LABELS: Münchner Philharmoniker
ALBUM TITLE: Mahler
WORKS: Symphony No. 2 (Resurrection)
PERFORMER: Anne Schwanewilms (soprano), Olga Borodina (mezzo); Munich Philharmonic Choir & Orchestra/Valery Gergiev
CATALOGUE NO: 9305211204
It’s hard to know how to star-rate performances like these. Take my final four as standing somewhere between five for intellectual conviction and three for emotional engagement. If you have doubts about the coherence of either of these symphonies, then Valery Gergiev should not only still them, but convince you that these are both magnificently original structures, purposeful from first to last, however many sidesteps or pauses for reflection there may be along the way. If, on the other hand, you like your Mahler and/or Bruckner full of ardour, heavenly vistas and sweetly touching folk colouring, then Gergiev’s austere single-mindedness will neither stir nor charm. Mahler’s notorious sardonic humour doesn’t come across very vividly either: there may be a dark edginess in the playing at times, but not much acid.

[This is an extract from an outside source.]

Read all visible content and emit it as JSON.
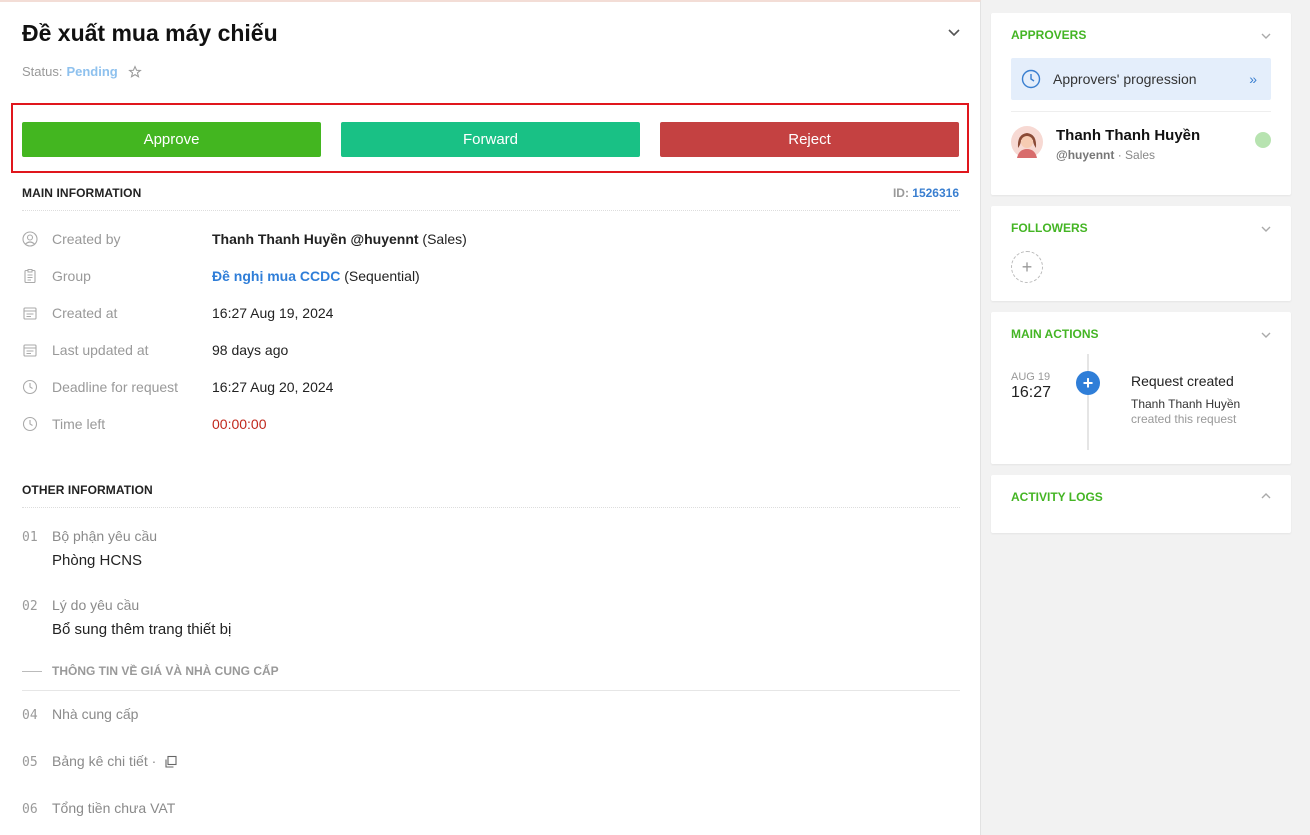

Both performances held me as musical narratives, and yet I can’t remember being so un-stirred by Mahler’s quietly climactic ‘Bereite dich zu leben!’ (‘Prepare yourself to live!’) in a long time – and that isn’t just because Olga Borodina’s intonation sags towards the end of the phrase. It reminds me a little of Karajan at his paradoxical best/worst: magnificently convincing in its artistic overview, rather less persuasive when it comes to what Henry James called the ‘sharpness of human contact.’